When it was my turn to give the healing, I was nervous – all fingers and thumbs with drums and rattles, chants and focussing on journeying. I was disappointed not imagine a dramatic power animal like a bear – I was met with a raven, which insisted that the trees it was flying over were cedar. They returned with something, but it was unclear to me and of no use to my ‘client’. Later, I found that the raven is a symbol for creativity and magic – raven is the guardian of ceremonial magic and in absentia healing. ‘You have earned the right to see and experience a little more of life’s magic.’ It seems the raven may have appeared to help me more than my poor client, and I will probably use cedar for smudging rather desert or white sage in the future.
Our second practice, and my healer talked of seeing a boy with a blue ball at the seaside. I love the sea, and hate balls, and again there was no strong resonance for me. My second giving of healing , I saw a beaver this time. Again, I was disappointed, but later learned the beaver is ‘the doe-er, the builder’, and took away a sense of urgency, both to continue this unknown journey, and also feeling more energised and active.
I did order a drum, and a rattle, and I’m insured to practice ‘shamanic healing’. as a student. I’m holding back on that a little to see what will happen – part two of the course is in September, and if I successfully complete 12 case studies I attain a certificate. Drop me a line if you might be interested. All of which is a long way from my counselling training, and still feels a little ‘weird’ and ‘out there’. But it’s all about healing, and making some form of connection.
Yet, that night, I had the strangest, but most comforting dream. I discovered a ‘rooftop garden’ at my place of work. It’s very beautiful, full of pot plants, and statues, and water features and pools, with the most glorious food, and lots of light, warmth , and the sound of children’s laughter. It’s inhabited by lots and lots of people, some of whom have left the organisation but enjoy spending some time up there, and there’s room for many more. It’s accessed by a special lift at reception – the glass one with a curved side. I met a couple of friends there in the dream, who were already knew of its existence. Now, when I feel pressured or stressed at work, I make a decision to ‘visit the rooftop garden’ to get a little peace and inspiration, and have told supervisees to do the same. It’s not rational, but it is helpful. That’s the beauty of non ordinary reality. It allows you to see things differently, beyond a common or imposed reality, and to work intuitively, creatively – and magically. One translation of ‘shaman’ is ‘one who sees in the dark’. Sometimes we all need to see in the dark.

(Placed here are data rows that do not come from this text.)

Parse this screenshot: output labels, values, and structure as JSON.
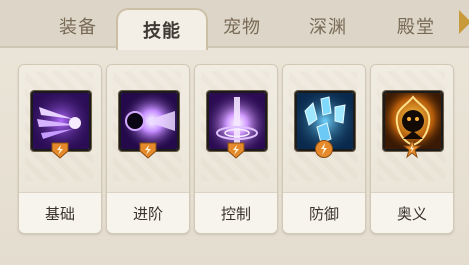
{
  "tabs": [
    {
      "label": "装备"
    },
    {
      "label": "技能",
      "active": true
    },
    {
      "label": "宠物"
    },
    {
      "label": "深渊"
    },
    {
      "label": "殿堂"
    }
  ],
  "skills": [
    {
      "label": "基础",
      "icon": "purple-claw-slash-icon"
    },
    {
      "label": "进阶",
      "icon": "purple-energy-burst-icon"
    },
    {
      "label": "控制",
      "icon": "purple-vortex-icon"
    },
    {
      "label": "防御",
      "icon": "blue-crystal-shield-icon"
    },
    {
      "label": "奥义",
      "icon": "golden-dark-flame-icon"
    }
  ],
  "colors": {
    "badge_orange": "#e58a2c",
    "accent_gold": "#c99a3c"
  }
}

May the warm winds of heaven blow softly upon your house
May the Great Spirit bless all who enter there
May your moccasins make happy tracks on the path
and may the rainbow always touch your shoulder(Cherokee blessing)